• _EXERCISE DIRECTIONS_: Collect from the data below each line with "code".

• _EXTRACTED ENTRIES_:
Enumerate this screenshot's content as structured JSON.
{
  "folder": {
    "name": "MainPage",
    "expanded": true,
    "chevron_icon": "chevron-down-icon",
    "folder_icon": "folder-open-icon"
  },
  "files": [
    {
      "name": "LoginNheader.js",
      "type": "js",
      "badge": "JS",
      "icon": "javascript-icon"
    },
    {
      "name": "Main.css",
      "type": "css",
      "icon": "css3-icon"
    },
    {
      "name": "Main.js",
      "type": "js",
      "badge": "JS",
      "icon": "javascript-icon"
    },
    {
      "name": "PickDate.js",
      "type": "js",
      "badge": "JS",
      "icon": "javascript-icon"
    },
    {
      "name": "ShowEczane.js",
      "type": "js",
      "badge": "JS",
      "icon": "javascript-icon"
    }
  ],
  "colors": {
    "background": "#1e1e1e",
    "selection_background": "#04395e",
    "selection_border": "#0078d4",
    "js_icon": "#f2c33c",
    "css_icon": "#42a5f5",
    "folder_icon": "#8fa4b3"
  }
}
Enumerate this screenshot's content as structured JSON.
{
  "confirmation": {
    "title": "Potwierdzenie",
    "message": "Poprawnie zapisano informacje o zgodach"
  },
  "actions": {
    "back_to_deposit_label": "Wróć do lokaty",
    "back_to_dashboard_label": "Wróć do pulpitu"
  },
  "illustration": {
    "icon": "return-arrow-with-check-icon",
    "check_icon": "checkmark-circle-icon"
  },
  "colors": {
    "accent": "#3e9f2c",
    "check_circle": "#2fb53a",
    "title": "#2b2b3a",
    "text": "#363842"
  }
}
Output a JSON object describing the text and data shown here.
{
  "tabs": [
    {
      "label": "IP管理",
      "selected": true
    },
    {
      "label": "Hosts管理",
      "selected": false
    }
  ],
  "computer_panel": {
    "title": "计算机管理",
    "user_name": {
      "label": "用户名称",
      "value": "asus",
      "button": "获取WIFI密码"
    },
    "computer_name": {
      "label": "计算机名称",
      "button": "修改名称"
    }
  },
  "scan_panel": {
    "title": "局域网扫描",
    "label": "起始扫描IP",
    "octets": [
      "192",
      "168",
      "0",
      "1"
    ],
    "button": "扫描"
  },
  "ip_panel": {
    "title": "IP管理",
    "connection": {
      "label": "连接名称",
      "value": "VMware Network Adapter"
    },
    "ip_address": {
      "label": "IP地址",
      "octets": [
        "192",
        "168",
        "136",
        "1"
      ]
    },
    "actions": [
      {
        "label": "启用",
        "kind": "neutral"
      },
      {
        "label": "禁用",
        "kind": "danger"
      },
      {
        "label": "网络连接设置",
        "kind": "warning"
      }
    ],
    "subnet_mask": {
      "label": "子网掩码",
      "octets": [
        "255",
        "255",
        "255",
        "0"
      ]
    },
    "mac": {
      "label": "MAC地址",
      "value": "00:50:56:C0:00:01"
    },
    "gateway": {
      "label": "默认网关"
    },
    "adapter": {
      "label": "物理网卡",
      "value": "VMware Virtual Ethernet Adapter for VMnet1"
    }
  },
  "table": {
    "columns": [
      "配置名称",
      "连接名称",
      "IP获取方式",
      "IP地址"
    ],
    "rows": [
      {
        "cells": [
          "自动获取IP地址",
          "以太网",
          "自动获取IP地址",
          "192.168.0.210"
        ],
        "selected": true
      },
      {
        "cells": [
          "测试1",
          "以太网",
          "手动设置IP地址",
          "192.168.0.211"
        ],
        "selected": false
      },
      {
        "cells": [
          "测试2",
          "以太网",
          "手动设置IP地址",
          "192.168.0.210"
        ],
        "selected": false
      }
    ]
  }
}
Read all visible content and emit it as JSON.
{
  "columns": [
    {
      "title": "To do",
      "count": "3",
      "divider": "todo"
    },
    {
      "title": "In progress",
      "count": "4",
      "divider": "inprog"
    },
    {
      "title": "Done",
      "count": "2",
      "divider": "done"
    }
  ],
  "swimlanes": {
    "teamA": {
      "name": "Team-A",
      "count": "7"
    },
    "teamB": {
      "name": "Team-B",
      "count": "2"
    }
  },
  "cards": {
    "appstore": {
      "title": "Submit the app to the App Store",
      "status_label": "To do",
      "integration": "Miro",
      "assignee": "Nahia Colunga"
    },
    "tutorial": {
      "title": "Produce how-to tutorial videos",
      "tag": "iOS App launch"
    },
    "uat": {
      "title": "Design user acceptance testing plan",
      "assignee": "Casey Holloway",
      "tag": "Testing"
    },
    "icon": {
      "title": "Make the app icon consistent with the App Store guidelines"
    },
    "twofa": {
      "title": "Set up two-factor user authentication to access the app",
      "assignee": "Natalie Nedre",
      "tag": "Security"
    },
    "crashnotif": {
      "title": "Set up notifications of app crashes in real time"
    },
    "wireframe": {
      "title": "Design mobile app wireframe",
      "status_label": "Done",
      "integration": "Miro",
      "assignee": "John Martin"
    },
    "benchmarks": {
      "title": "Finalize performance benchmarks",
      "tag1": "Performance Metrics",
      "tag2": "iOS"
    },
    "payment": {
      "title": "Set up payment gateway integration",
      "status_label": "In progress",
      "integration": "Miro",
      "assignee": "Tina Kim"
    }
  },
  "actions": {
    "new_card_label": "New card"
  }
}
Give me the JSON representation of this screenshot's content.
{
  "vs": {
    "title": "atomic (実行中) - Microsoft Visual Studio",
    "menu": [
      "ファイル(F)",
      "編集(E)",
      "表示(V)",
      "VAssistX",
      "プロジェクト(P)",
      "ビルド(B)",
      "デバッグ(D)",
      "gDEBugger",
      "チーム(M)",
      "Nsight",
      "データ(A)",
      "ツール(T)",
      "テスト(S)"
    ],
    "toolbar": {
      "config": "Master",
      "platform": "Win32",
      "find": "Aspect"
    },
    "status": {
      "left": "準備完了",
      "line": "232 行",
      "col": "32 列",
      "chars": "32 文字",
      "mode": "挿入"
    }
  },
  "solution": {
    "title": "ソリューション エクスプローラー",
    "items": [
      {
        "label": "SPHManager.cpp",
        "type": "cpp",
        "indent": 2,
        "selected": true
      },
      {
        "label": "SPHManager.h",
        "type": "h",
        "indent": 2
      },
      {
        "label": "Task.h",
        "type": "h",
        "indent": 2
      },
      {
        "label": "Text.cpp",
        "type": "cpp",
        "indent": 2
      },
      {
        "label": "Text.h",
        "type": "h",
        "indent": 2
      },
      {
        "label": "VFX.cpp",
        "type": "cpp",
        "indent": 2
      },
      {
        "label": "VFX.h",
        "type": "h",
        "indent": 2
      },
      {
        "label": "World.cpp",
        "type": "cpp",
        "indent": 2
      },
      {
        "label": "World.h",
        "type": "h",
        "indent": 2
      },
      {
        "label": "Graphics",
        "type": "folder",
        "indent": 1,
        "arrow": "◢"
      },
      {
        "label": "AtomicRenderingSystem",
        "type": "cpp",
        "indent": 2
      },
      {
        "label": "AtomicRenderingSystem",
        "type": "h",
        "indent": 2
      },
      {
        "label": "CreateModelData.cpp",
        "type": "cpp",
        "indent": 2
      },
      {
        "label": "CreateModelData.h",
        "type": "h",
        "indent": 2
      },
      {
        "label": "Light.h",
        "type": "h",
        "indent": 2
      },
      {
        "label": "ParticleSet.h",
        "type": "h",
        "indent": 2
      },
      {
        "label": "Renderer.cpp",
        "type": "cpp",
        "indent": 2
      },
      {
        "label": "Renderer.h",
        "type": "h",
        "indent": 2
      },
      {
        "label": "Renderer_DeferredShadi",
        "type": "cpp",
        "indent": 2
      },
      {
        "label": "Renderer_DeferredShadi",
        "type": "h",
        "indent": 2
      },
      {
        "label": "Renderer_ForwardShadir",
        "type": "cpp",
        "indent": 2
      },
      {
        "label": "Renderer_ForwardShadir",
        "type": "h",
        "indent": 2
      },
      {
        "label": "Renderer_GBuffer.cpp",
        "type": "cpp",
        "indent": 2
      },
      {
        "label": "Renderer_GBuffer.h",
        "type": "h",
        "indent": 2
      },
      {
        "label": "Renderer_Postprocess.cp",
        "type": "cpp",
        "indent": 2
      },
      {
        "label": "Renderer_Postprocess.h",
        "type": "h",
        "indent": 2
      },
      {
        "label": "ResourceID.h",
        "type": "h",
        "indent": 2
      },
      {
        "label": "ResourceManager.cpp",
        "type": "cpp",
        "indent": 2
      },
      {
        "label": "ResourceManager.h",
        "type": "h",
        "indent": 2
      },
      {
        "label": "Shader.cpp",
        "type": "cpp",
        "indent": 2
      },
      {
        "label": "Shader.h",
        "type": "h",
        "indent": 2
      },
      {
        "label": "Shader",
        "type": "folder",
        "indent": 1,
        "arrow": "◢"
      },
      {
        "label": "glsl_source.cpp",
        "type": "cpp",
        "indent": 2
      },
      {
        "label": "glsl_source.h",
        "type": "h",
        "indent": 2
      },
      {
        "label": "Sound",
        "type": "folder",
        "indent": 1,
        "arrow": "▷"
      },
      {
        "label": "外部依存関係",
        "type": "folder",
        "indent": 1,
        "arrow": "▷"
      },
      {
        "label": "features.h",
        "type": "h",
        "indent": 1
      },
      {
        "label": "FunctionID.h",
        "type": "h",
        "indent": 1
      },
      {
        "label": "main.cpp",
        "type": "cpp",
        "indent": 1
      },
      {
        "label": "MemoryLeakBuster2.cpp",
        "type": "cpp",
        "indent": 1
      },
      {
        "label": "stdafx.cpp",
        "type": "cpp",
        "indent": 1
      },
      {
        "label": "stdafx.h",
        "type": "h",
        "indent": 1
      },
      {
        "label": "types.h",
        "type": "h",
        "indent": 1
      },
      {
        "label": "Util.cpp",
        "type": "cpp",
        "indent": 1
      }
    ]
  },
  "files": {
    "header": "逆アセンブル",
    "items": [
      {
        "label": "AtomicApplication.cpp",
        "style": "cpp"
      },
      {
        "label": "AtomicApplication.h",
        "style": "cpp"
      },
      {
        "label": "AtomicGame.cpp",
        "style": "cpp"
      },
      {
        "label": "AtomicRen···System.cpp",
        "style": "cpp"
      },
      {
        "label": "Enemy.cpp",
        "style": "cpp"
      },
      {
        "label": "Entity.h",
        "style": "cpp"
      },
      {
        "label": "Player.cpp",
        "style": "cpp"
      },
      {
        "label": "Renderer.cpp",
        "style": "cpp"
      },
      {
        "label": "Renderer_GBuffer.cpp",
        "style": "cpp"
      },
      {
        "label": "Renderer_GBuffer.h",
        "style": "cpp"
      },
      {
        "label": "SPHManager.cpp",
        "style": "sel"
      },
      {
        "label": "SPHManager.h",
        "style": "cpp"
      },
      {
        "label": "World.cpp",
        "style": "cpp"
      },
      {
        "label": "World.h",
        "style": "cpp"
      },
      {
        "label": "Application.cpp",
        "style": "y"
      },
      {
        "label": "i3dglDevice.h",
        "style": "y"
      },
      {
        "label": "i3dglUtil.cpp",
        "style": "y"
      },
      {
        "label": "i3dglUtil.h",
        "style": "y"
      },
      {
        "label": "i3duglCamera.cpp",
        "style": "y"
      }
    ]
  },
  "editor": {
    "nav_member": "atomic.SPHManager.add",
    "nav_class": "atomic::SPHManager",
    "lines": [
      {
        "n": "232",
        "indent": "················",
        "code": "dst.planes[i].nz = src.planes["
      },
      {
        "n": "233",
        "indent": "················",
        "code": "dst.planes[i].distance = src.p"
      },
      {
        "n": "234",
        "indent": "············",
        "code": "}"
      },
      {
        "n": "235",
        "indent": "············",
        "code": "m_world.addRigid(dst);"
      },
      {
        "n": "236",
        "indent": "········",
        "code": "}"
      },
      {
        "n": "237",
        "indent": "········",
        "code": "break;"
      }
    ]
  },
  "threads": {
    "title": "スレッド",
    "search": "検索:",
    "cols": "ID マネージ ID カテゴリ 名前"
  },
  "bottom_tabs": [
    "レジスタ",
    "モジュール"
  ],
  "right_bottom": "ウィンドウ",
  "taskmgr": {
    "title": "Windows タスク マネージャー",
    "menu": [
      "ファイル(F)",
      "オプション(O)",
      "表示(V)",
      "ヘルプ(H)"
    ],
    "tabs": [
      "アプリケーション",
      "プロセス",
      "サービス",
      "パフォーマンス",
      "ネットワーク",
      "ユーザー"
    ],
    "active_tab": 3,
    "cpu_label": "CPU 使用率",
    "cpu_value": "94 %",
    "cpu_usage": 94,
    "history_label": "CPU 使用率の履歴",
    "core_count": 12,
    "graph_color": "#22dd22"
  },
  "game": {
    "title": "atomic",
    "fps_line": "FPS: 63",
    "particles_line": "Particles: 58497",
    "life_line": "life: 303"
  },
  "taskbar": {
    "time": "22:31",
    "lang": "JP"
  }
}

• _ANSWER SPACE_:
        "code": "dst.planes[i].nz = src.planes["
        "code": "dst.planes[i].distance = src.p"
        "code": "}"
        "code": "m_world.addRigid(dst);"
        "code": "}"
        "code": "break;"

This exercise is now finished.